EXERCISE PROMPT: Restate the data exactly, with nothing altered.

DATA FOR ANALYSIS:
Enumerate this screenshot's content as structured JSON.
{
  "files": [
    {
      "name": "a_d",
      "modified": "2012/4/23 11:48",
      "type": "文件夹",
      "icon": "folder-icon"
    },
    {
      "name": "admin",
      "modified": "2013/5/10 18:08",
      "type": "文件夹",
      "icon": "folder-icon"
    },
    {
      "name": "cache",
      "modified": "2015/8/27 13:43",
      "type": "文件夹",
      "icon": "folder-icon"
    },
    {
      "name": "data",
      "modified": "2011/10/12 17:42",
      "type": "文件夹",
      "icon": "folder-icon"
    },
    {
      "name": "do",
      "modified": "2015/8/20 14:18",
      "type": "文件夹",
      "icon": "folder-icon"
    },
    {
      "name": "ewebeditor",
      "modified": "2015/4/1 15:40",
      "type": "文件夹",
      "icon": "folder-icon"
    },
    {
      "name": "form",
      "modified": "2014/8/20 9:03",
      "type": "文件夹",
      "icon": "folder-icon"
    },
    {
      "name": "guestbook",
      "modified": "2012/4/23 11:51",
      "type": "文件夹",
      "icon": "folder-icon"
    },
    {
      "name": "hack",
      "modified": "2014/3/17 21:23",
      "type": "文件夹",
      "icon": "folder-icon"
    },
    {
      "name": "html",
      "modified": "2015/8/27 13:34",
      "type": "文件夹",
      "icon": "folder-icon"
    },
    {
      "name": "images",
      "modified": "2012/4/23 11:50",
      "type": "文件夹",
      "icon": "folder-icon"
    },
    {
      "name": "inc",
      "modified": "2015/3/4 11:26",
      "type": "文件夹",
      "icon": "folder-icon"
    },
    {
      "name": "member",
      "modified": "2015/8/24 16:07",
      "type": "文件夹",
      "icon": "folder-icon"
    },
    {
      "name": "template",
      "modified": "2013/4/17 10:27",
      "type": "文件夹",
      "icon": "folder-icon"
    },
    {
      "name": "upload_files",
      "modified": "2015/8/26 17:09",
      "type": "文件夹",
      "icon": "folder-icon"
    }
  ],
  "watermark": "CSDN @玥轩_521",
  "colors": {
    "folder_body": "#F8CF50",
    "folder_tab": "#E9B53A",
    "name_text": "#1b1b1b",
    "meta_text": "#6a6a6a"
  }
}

THE COMPLETED TASK:
Enumerate this screenshot's content as structured JSON.
{
  "files": [
    {
      "name": "a_d",
      "modified": "2012/4/23 11:48",
      "type": "文件夹",
      "icon": "folder-icon"
    },
    {
      "name": "admin",
      "modified": "2013/5/10 18:08",
      "type": "文件夹",
      "icon": "folder-icon"
    },
    {
      "name": "cache",
      "modified": "2015/8/27 13:43",
      "type": "文件夹",
      "icon": "folder-icon"
    },
    {
      "name": "data",
      "modified": "2011/10/12 17:42",
      "type": "文件夹",
      "icon": "folder-icon"
    },
    {
      "name": "do",
      "modified": "2015/8/20 14:18",
      "type": "文件夹",
      "icon": "folder-icon"
    },
    {
      "name": "ewebeditor",
      "modified": "2015/4/1 15:40",
      "type": "文件夹",
      "icon": "folder-icon"
    },
    {
      "name": "form",
      "modified": "2014/8/20 9:03",
      "type": "文件夹",
      "icon": "folder-icon"
    },
    {
      "name": "guestbook",
      "modified": "2012/4/23 11:51",
      "type": "文件夹",
      "icon": "folder-icon"
    },
    {
      "name": "hack",
      "modified": "2014/3/17 21:23",
      "type": "文件夹",
      "icon": "folder-icon"
    },
    {
      "name": "html",
      "modified": "2015/8/27 13:34",
      "type": "文件夹",
      "icon": "folder-icon"
    },
    {
      "name": "images",
      "modified": "2012/4/23 11:50",
      "type": "文件夹",
      "icon": "folder-icon"
    },
    {
      "name": "inc",
      "modified": "2015/3/4 11:26",
      "type": "文件夹",
      "icon": "folder-icon"
    },
    {
      "name": "member",
      "modified": "2015/8/24 16:07",
      "type": "文件夹",
      "icon": "folder-icon"
    },
    {
      "name": "template",
      "modified": "2013/4/17 10:27",
      "type": "文件夹",
      "icon": "folder-icon"
    },
    {
      "name": "upload_files",
      "modified": "2015/8/26 17:09",
      "type": "文件夹",
      "icon": "folder-icon"
    }
  ],
  "watermark": "CSDN @玥轩_521",
  "colors": {
    "folder_body": "#F8CF50",
    "folder_tab": "#E9B53A",
    "name_text": "#1b1b1b",
    "meta_text": "#6a6a6a"
  }
}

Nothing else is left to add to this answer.